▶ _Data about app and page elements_
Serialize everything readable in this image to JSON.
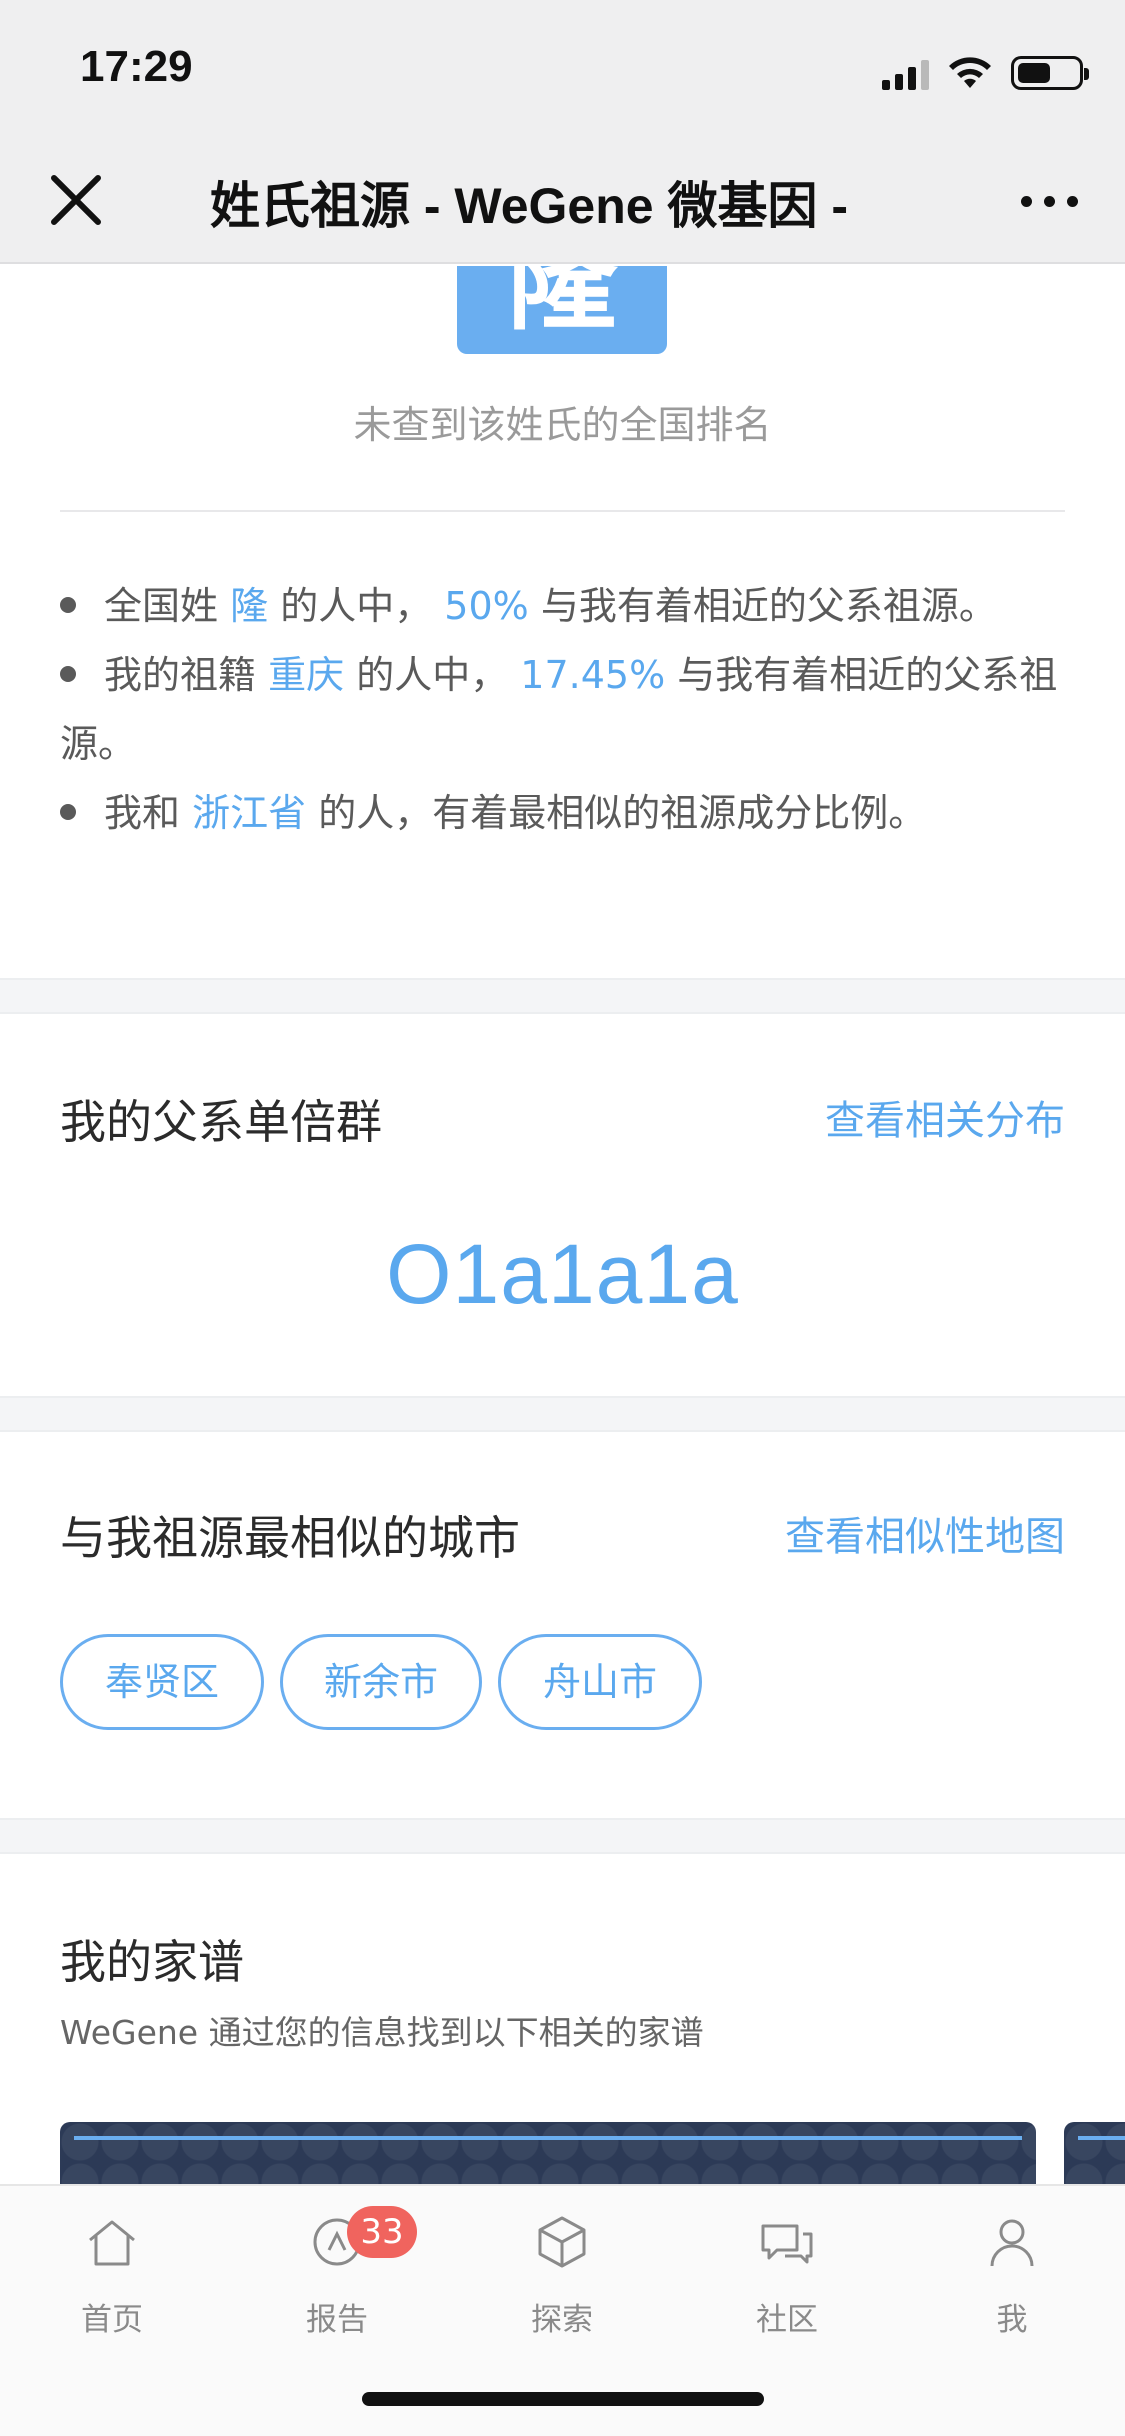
{
  "status_bar": {
    "time": "17:29",
    "battery_level": 0.55
  },
  "nav": {
    "title": "姓氏祖源 - WeGene 微基因 -"
  },
  "surname": {
    "char": "隆",
    "rank_note": "未查到该姓氏的全国排名"
  },
  "facts": [
    {
      "pre": "全国姓 ",
      "hl1": "隆",
      "mid": " 的人中， ",
      "hl2": "50%",
      "post": " 与我有着相近的父系祖源。"
    },
    {
      "pre": "我的祖籍 ",
      "hl1": "重庆",
      "mid": " 的人中， ",
      "hl2": "17.45%",
      "post": " 与我有着相近的父系祖源。"
    },
    {
      "pre": "我和 ",
      "hl1": "浙江省",
      "mid": " 的人，有着最相似的祖源成分比例。",
      "hl2": "",
      "post": ""
    }
  ],
  "haplogroup": {
    "title": "我的父系单倍群",
    "link": "查看相关分布",
    "value": "O1a1a1a"
  },
  "similar_cities": {
    "title": "与我祖源最相似的城市",
    "link": "查看相似性地图",
    "cities": [
      "奉贤区",
      "新余市",
      "舟山市"
    ]
  },
  "family_tree": {
    "title": "我的家谱",
    "subtitle": "WeGene 通过您的信息找到以下相关的家谱"
  },
  "colors": {
    "accent": "#5aa8ee",
    "badge": "#f0645e",
    "card": "#2c3a56"
  },
  "tabs": [
    {
      "label": "首页",
      "icon": "home-icon"
    },
    {
      "label": "报告",
      "icon": "report-icon",
      "badge": "33"
    },
    {
      "label": "探索",
      "icon": "cube-icon"
    },
    {
      "label": "社区",
      "icon": "chat-icon"
    },
    {
      "label": "我",
      "icon": "profile-icon"
    }
  ]
}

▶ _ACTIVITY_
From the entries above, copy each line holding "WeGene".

▶ _TASK SOLUTION_
    "title": "姓氏祖源 - WeGene 微基因 -"
    "subtitle": "WeGene 通过您的信息找到以下相关的家谱"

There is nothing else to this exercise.